Making Decisions About Value of Cancer Treatments
ASCO task force develops a framework to guide discussions.
The American Society of Clinical Oncology (ASCO) assembled a task force to address the value of cancer treatment and developed a conceptual framework to guide physician—patient discussions about the value of the proposed treatment. ASCO’s Value in Cancer Care Task Force was guided by the core principles of the importance of the physician–patient relationship, informed decision making by patients, and physician advocacy. Because patient perception of value is so individualized, the task force noted that discussions with patients should include an assessment of which treatments are most likely to support the patient’s needs, goals, and preferences, and that information is provided as transparently as possible.
The task force developed two frameworks to date, one for advanced disease and the other for potentially curative treatment. The frameworks are presented as scorecards, and as an example, the advanced disease framework considers overall survival likelihood or response rate (used to calculate a clinical benefit score) and toxicity scores. Bonus points are given for data supporting palliation of symptoms and treatment-free intervals. The net health benefit is then determined, and the regimen’s cost (eg, copay, drug acquisition cost) is then added. The scores are entered across the bottom of the framework, and these data can then be used to guide the physician—patient discussion about treatment options.

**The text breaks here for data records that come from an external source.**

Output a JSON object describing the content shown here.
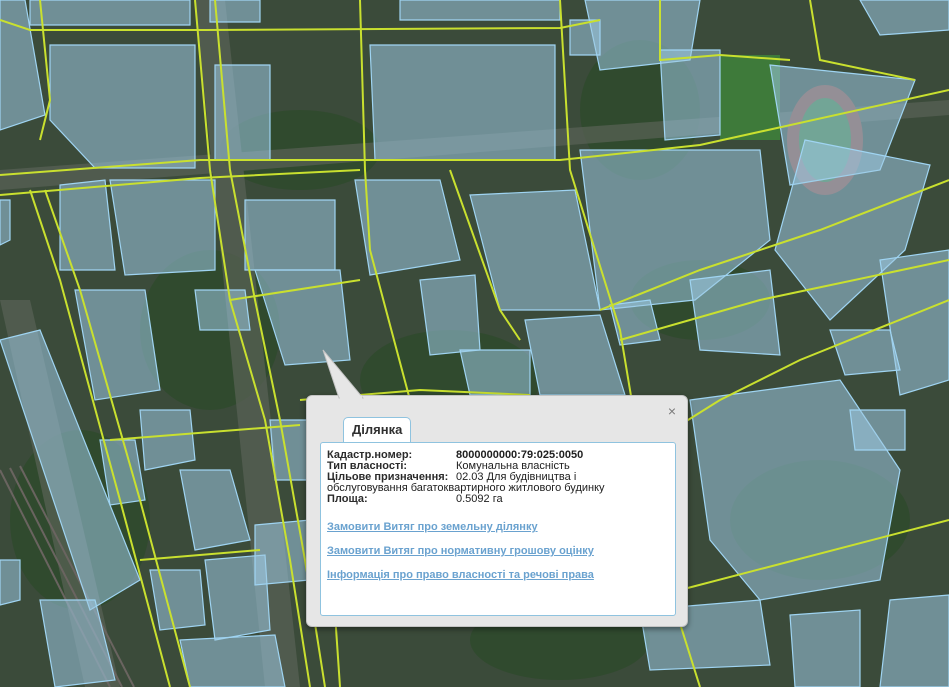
{
  "map": {
    "colors": {
      "parcel_fill": "#9cc8e2",
      "parcel_stroke": "#9fd4f2",
      "road_line": "#c9e02f",
      "aerial_base": "#3b4b3a"
    }
  },
  "popup": {
    "tab_label": "Ділянка",
    "close_icon": "×",
    "fields": [
      {
        "label": "Кадастр.номер:",
        "value": "8000000000:79:025:0050"
      },
      {
        "label": "Тип власності:",
        "value": "Комунальна власність"
      },
      {
        "label": "Цільове призначення:",
        "value": "02.03 Для будівництва і"
      },
      {
        "label": "",
        "value": "обслуговування багатоквартирного житлового будинку"
      },
      {
        "label": "Площа:",
        "value": "0.5092 га"
      }
    ],
    "links": [
      "Замовити Витяг про земельну ділянку",
      "Замовити Витяг про нормативну грошову оцінку",
      "Інформація про право власності та речові права"
    ]
  }
}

The task force notes that the relative value of a specific cancer treatment is likely to change over time, and invites public comments until August 21, 2015 at www.asco.org/value.
Schnipper LE, Davidson NE, Wollins DS, et al. American Society of Clinical Oncology Statement: A conceptual framework to assess the value of cancer treatment options [published online before print June 22, 2015]. JCO. doi: 10.1200/JCO.2015.61.6706.